* _WHAT THIS TASK INVOLVES_
Go through the data below and return each line where the string "Save" appears.

[Page and application data records]
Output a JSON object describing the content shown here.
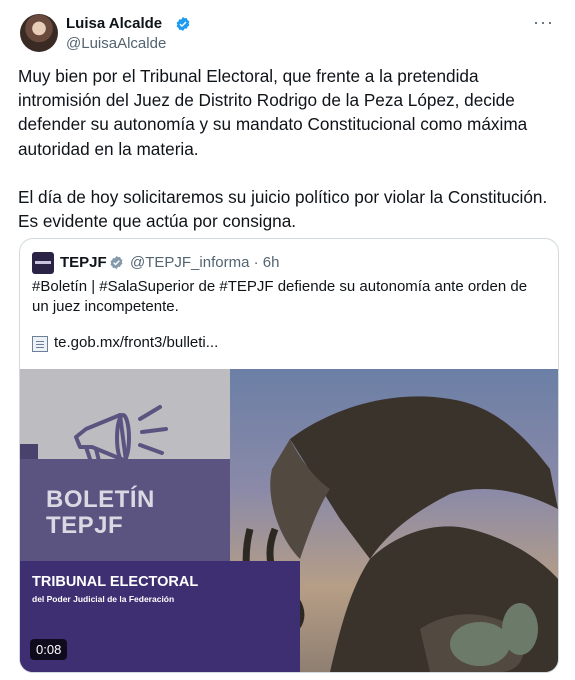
{
  "tweet": {
    "author_name": "Luisa Alcalde",
    "author_handle": "@LuisaAlcalde",
    "more_label": "···",
    "paragraphs": [
      "Muy bien por el Tribunal Electoral, que frente a la pretendida intromisión del Juez de Distrito Rodrigo de la Peza López, decide defender su autonomía y su mandato Constitucional como máxima autoridad en la materia.",
      "El día de hoy solicitaremos su juicio político por violar la Constitución. Es evidente que actúa por consigna."
    ]
  },
  "quote": {
    "author_name": "TEPJF",
    "author_handle": "@TEPJF_informa · 6h",
    "text": "#Boletín | #SalaSuperior de #TEPJF defiende su autonomía ante orden de un juez incompetente.",
    "link": "te.gob.mx/front3/bulleti...",
    "media": {
      "title_line1": "BOLETÍN",
      "title_line2": "TEPJF",
      "org_name": "TRIBUNAL ELECTORAL",
      "org_sub": "del Poder Judicial de la Federación",
      "duration": "0:08"
    }
  },
  "colors": {
    "verified": "#1d9bf0",
    "purple": "#3e2f73"
  }
}
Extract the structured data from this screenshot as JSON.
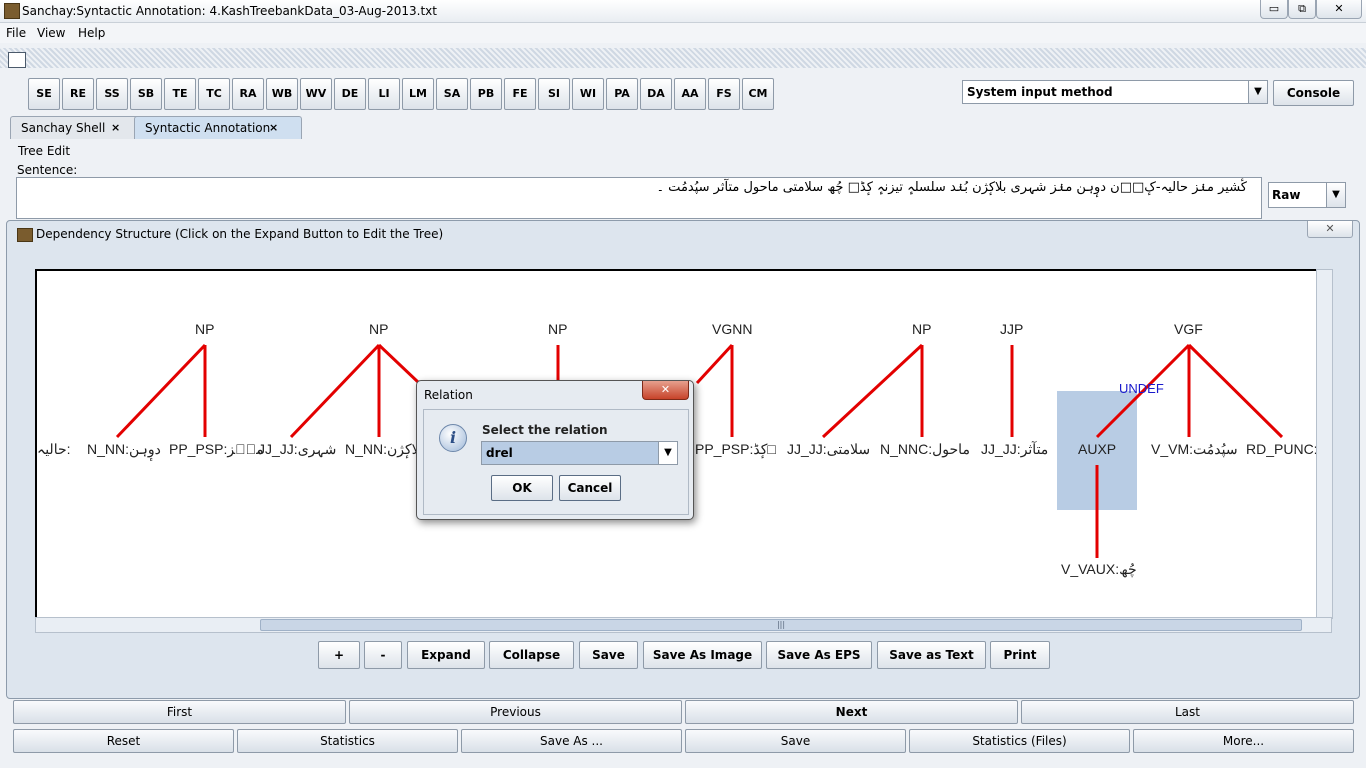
{
  "window": {
    "title": "Sanchay:Syntactic Annotation: 4.KashTreebankData_03-Aug-2013.txt",
    "controls": [
      "▭",
      "⧉",
      "✕"
    ]
  },
  "menu": [
    "File",
    "View",
    "Help"
  ],
  "toolbar": {
    "buttons": [
      "SE",
      "RE",
      "SS",
      "SB",
      "TE",
      "TC",
      "RA",
      "WB",
      "WV",
      "DE",
      "LI",
      "LM",
      "SA",
      "PB",
      "FE",
      "SI",
      "WI",
      "PA",
      "DA",
      "AA",
      "FS",
      "CM"
    ],
    "input_method": "System input method",
    "console": "Console"
  },
  "tabs": [
    {
      "label": "Sanchay Shell",
      "close": "×"
    },
    {
      "label": "Syntactic Annotation",
      "close": "×"
    }
  ],
  "tree_edit": {
    "title": "Tree Edit",
    "sentence_label": "Sentence:",
    "sentence": "کٔشیر منٛز حالیہ-کٕ□□ن دوٕہن منٛز شہری بلاکٕژن بُنٛد سلسلہٕ تیزنہٕ کٕڈ□ چُھ سلامتی ماحول متآثر سپُدمُت ۔",
    "format": "Raw"
  },
  "dependency": {
    "title": "Dependency Structure (Click on the Expand Button to Edit the Tree)",
    "close": "✕",
    "phrases": [
      "NP",
      "NP",
      "NP",
      "VGNN",
      "NP",
      "JJP",
      "VGF"
    ],
    "leaves": [
      "حالیہ:",
      "N_NN:دوٕہن",
      "PP_PSP:منٛز",
      "JJ_JJ:شہری",
      "N_NN:بلاکٕژن",
      "PP_PSP:کٕڈ□",
      "JJ_JJ:سلامتی",
      "N_NNC:ماحول",
      "JJ_JJ:متآثر",
      "AUXP",
      "V_VM:سپُدمُت",
      "RD_PUNC:"
    ],
    "child_leaf": "V_VAUX:چُھ",
    "relation_label": "UNDEF",
    "buttons": [
      "+",
      "-",
      "Expand",
      "Collapse",
      "Save",
      "Save As Image",
      "Save As EPS",
      "Save as Text",
      "Print"
    ],
    "scroll_grip": "|||"
  },
  "dialog": {
    "title": "Relation",
    "close": "✕",
    "icon": "i",
    "prompt": "Select the relation",
    "selected": "drel",
    "ok": "OK",
    "cancel": "Cancel"
  },
  "navigation": {
    "row1": [
      "First",
      "Previous",
      "Next",
      "Last"
    ],
    "row2": [
      "Reset",
      "Statistics",
      "Save As ...",
      "Save",
      "Statistics (Files)",
      "More..."
    ]
  },
  "colors": {
    "edge": "#e30000",
    "selection": "#b8cce4",
    "relation_text": "#1a1acc"
  }
}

* _EXERCISE OUTPUT_
      "Save",
      "Save As Image",
      "Save As EPS",
      "Save as Text",
      "Save As ...",
      "Save",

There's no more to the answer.